Exposure to lead is detrimental to children’s development. YouTube is a form of social media through which people may learn about lead poisoning. The aim of this cross-sectional study was to analyze the variation in lead poisoning-related YouTube contents between different video sources. The 100 most viewed lead poisoning-related videos were manually coded, among which, 50 were consumer-generated, 19 were created by health care professionals, and 31 were news. The 100 videos had a total of more than 8.9 million views, with news videos accounting for 63% of those views.
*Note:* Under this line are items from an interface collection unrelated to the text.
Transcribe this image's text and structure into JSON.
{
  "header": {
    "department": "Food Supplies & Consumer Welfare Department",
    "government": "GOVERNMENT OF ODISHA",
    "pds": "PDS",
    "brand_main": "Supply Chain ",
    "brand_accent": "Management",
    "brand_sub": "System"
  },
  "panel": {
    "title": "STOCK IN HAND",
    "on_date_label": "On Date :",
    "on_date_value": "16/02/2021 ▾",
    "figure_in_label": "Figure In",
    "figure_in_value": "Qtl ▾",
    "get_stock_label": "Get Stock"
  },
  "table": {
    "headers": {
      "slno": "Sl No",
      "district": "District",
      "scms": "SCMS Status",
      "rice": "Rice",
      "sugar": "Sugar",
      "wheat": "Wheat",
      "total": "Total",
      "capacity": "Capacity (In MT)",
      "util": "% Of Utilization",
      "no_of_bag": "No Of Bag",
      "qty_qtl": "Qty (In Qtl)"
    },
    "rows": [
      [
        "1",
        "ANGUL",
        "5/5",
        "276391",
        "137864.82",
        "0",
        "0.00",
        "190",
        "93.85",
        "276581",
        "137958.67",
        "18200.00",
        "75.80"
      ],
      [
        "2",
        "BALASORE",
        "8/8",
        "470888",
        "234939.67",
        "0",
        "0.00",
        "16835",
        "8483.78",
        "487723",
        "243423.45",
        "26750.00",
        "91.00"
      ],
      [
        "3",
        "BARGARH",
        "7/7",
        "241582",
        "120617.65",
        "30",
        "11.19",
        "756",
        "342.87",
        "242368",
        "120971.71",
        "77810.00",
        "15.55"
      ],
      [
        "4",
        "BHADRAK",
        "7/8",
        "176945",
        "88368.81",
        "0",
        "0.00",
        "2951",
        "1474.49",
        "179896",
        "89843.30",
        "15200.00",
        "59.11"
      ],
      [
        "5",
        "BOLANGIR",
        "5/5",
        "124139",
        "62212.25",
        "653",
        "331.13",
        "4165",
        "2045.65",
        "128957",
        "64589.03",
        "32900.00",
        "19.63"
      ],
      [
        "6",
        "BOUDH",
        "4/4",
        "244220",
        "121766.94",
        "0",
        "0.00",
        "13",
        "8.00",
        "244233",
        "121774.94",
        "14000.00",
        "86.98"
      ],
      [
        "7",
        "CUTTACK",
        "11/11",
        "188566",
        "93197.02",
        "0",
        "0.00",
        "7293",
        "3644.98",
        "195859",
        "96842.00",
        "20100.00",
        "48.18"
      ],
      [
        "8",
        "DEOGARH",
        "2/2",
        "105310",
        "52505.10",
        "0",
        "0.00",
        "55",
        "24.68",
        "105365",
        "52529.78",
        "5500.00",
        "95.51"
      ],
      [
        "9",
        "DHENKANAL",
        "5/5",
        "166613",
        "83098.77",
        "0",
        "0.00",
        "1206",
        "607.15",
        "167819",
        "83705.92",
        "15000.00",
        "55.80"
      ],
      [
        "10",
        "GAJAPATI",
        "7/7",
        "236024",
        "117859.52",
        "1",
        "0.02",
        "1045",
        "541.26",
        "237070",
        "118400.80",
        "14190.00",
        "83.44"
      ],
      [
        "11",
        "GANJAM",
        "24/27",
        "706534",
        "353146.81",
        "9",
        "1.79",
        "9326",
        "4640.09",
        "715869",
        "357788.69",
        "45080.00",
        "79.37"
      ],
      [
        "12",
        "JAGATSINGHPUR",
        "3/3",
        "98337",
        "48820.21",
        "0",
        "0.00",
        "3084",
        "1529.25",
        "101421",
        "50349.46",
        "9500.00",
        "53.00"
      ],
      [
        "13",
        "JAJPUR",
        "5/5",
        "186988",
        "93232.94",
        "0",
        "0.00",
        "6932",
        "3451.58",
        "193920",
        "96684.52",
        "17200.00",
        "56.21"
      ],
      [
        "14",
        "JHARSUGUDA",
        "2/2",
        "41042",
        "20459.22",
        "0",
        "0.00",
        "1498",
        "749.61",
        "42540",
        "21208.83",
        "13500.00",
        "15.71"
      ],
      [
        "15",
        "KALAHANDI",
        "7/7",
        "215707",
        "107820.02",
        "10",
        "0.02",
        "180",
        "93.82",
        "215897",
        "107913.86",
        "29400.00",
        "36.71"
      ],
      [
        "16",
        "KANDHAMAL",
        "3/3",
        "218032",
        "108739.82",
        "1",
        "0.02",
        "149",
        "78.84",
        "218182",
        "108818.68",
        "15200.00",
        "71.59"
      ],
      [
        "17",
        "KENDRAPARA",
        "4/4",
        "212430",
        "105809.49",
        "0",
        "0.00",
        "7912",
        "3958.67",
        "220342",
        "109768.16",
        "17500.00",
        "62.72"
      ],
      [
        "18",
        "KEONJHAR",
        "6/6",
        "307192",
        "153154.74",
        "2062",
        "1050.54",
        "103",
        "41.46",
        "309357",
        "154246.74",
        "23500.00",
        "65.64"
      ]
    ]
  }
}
The odds of mentioning what lead poisoning is, how to remove lead, and specifically mentioning the danger in ages 1–5 because of rapid growth among videos created by health care professionals were 7.28 times (Odds ratio, OR = 7.28, 95% CI, 2.09, 25.37, p = 0.002); 6.83 times (OR = 6.83, 95% CI, 2.05, 22.75, p = 0.002) and 9.14 times (OR = 9.14, CI, 2.05, 40.70, p = 0.004) that of consumer-generated videos, respectively. In this study, professional videos had more accurate information regarding lead but their videos were less likely to be viewed compared to consumer-generated videos and news videos. If professional videos about lead poisoning can attract more viewers, more people would be better informed and could possibly influence policy agendas, thereby helping communities being affected by lead exposure.
Available at: http://works.bepress.com/isaac_fung1/82/